> _Work to be completed_
Extract every line below, verbatim.

(Dataset rows for apps and sites)
((
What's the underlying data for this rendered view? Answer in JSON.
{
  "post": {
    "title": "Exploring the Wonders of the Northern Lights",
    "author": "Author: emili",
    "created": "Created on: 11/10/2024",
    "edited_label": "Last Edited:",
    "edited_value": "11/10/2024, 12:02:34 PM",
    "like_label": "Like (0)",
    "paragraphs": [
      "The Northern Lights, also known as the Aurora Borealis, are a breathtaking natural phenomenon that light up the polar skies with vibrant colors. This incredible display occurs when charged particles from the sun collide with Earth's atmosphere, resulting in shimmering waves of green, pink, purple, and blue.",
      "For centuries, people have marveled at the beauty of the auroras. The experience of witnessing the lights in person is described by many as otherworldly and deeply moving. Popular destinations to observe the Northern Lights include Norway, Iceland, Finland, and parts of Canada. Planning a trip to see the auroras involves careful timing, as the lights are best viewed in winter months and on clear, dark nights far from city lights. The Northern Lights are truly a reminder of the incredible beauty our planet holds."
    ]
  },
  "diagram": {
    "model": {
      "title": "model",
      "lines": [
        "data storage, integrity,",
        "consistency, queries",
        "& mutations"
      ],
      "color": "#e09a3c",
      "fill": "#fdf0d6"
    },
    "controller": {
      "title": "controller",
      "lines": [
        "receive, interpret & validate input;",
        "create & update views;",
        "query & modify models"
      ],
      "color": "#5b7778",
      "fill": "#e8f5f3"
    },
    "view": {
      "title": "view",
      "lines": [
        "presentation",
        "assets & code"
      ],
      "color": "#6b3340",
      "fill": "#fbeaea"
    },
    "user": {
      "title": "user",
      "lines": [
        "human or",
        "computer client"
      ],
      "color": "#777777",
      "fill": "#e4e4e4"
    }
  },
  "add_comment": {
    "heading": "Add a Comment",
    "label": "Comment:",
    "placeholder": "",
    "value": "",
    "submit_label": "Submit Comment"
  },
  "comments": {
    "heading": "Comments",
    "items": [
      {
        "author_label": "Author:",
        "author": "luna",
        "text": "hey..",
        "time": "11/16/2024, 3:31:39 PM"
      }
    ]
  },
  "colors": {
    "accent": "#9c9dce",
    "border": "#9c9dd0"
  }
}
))
> _Solution to this task_
What's the underlying data for this rendered view? Answer in JSON.
{
  "post": {
    "title": "Exploring the Wonders of the Northern Lights",
    "author": "Author: emili",
    "created": "Created on: 11/10/2024",
    "edited_label": "Last Edited:",
    "edited_value": "11/10/2024, 12:02:34 PM",
    "like_label": "Like (0)",
    "paragraphs": [
      "The Northern Lights, also known as the Aurora Borealis, are a breathtaking natural phenomenon that light up the polar skies with vibrant colors. This incredible display occurs when charged particles from the sun collide with Earth's atmosphere, resulting in shimmering waves of green, pink, purple, and blue.",
      "For centuries, people have marveled at the beauty of the auroras. The experience of witnessing the lights in person is described by many as otherworldly and deeply moving. Popular destinations to observe the Northern Lights include Norway, Iceland, Finland, and parts of Canada. Planning a trip to see the auroras involves careful timing, as the lights are best viewed in winter months and on clear, dark nights far from city lights. The Northern Lights are truly a reminder of the incredible beauty our planet holds."
    ]
  },
  "diagram": {
    "model": {
      "title": "model",
      "lines": [
        "data storage, integrity,",
        "consistency, queries",
        "& mutations"
      ],
      "color": "#e09a3c",
      "fill": "#fdf0d6"
    },
    "controller": {
      "title": "controller",
      "lines": [
        "receive, interpret & validate input;",
        "create & update views;",
        "query & modify models"
      ],
      "color": "#5b7778",
      "fill": "#e8f5f3"
    },
    "view": {
      "title": "view",
      "lines": [
        "presentation",
        "assets & code"
      ],
      "color": "#6b3340",
      "fill": "#fbeaea"
    },
    "user": {
      "title": "user",
      "lines": [
        "human or",
        "computer client"
      ],
      "color": "#777777",
      "fill": "#e4e4e4"
    }
  },
  "add_comment": {
    "heading": "Add a Comment",
    "label": "Comment:",
    "placeholder": "",
    "value": "",
    "submit_label": "Submit Comment"
  },
  "comments": {
    "heading": "Comments",
    "items": [
      {
        "author_label": "Author:",
        "author": "luna",
        "text": "hey..",
        "time": "11/16/2024, 3:31:39 PM"
      }
    ]
  },
  "colors": {
    "accent": "#9c9dce",
    "border": "#9c9dd0"
  }
}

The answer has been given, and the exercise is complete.